This led to two notable outcomes: a Jewish community in Yemen that survived into the 20th century, and the establishment of Jewish communities in Ethiopia after Himyar’s conquest by the Africans.
Another example is the spread of Judaism in north Africa, from Cyrenaica in the east of today’s Libya westward into lands of the Berbers, as far as Morocco.
“Although in the third and fourth centuries CE … the rate of conversion to Judaism slowed down in Egypt, Asia Minor, Greece and Italy … along the coast of the Maghreb the communities of believers in Yahweh did quite well,” writes Sand. Some tiny Jewish communities persist in the region to this day.
The third example is perhaps the most explosive politically—the case of the kingdom of the Khazars, between the Black and Caspian seas, which some time between the mid-eighth and mid-ninth centuries adopted Judaism.
Contact with the religion through war and migration might have sown the seed, but it was the Khazars’ desire to remain independent of the rising Christian and Muslim empires which led them to adopt the oldest of the great monotheistic religions.

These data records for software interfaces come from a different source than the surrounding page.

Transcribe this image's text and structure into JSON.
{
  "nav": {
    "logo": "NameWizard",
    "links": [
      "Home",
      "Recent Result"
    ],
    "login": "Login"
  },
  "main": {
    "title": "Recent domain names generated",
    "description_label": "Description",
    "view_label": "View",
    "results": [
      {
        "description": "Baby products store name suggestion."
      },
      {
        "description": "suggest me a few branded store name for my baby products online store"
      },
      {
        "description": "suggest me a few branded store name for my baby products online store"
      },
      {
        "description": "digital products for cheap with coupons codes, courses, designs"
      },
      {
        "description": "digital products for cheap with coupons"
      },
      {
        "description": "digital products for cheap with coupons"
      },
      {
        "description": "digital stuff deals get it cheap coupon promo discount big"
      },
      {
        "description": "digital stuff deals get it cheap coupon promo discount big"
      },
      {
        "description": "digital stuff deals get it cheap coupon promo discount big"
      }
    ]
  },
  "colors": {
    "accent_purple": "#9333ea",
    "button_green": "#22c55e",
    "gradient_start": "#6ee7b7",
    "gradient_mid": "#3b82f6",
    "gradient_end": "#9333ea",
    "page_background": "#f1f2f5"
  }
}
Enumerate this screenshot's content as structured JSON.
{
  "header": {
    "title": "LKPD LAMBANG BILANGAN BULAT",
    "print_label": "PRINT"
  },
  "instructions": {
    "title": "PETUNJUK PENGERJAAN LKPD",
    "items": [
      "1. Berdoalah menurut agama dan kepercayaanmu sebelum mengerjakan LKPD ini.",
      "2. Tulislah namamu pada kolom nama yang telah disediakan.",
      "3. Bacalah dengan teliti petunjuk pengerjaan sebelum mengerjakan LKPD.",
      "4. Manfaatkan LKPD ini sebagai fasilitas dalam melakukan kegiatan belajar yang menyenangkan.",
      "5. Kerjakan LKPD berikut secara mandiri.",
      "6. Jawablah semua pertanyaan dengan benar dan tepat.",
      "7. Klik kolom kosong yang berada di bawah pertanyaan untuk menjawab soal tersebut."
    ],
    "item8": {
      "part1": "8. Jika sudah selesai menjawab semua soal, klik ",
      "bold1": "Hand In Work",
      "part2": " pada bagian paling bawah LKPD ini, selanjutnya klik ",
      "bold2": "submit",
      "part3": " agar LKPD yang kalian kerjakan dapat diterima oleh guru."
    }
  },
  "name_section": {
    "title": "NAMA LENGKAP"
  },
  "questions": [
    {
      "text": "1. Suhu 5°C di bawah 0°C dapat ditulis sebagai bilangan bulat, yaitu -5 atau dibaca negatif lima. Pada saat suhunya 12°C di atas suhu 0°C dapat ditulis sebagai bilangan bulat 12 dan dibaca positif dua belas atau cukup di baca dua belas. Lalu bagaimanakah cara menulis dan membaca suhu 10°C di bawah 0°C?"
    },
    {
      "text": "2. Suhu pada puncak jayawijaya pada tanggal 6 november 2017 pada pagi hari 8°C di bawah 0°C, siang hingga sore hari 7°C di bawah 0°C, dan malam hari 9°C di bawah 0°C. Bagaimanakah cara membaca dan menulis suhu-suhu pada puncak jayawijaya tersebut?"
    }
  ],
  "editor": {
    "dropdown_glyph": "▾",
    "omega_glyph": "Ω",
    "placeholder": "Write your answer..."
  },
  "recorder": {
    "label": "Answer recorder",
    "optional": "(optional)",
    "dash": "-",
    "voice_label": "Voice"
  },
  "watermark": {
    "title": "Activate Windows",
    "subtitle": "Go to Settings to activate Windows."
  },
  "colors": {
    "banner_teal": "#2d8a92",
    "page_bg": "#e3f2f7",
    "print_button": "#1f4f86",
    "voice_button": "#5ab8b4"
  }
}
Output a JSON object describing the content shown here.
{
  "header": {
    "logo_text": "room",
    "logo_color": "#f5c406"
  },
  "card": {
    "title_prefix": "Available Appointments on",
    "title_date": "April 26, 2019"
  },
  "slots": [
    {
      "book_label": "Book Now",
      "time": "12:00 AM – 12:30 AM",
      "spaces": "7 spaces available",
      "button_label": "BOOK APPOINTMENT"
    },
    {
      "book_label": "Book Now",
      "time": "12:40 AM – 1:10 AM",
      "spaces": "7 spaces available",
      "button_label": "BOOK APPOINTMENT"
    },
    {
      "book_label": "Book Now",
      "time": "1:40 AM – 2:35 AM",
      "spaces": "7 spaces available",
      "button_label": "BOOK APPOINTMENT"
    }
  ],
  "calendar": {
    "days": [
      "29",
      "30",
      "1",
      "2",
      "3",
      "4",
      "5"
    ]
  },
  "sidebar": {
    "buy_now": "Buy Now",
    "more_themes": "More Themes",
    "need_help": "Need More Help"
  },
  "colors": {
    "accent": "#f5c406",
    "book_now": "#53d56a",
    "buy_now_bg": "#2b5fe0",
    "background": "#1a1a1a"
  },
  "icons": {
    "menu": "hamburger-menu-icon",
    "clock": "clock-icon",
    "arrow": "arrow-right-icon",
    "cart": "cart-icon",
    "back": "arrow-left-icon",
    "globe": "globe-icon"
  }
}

The Jewish kingdom survived for between 200 and 400 years and led to the spread of the religion into Eastern Europe. One tribe broke away and accompanied the Magyars west into what is now Hungary. Influence spread into the Slav areas to the north-west. Kiev, the first Russian capital, may have been founded by Khazarian Jews.
The kingdom was smashed by the invasion of Genghis Khan’s Mongol army in the early 13th century and many of its people fled west, into Ukraine, Poland and Lithuania, taking with them religious, cultural and linguistic baggage. The Yiddish for “to pray” is a Turkish word.
This movement of population was acknowledged by, among others, Israeli writer Ben-Zion Dinur, who referred to the Khazar kingdom as a potential “diaspora mother”. Dinur was not a marginal figure—he became Israel’s minister of education in the 1950s. But by the 1970s, such talk in Israel was unacceptable.
Little wonder that the Khazar story has been so contested and ridiculed by Zionist writers—for if it is true in its essentials, then the bulk of Ashkenazi, European Jewry do not trace their biological lineage to the House of David, but to Turkic tribes in central Asia. There is no biological continuity, no basis for “return”.
Where then are the “original” Jews, the descendants of the Judeans who did not go into exile? Remarkably, the question was asked and answered in subversive fashion by one of the central figures of Zionism.
None other than David Ben-Gurion, the first prime minister of Israel, wrote in 1918 that the Judean peasantry had clung to their soil down the millennia. They had been conquered and converted by Muslim invaders, but had not been displaced.
In other words, the descendants of the Judeans were… the Palestinians.
In 1918, Ben-Gurion advanced this theory to argue that the Palestinians could be painlessly integrated into the Zionist project. After the mass Palestinian revolts of the 1930s, the idea of integrating the two populations rapidly lost favour.
Sand, however, is happy to re-raise it. While recognising that all populations are changed by migration, conquest and trade, he argues that: “It is quite likely that an inhabitant of Hebron is closer in origin to the ancient Hebrews than the majority of those across the world who identify themselves as Jews.”
It is an explosive argument that puts into question the very existence of Israel as an exclusive and dogmatic Jewish state. And that is just as Sand intended.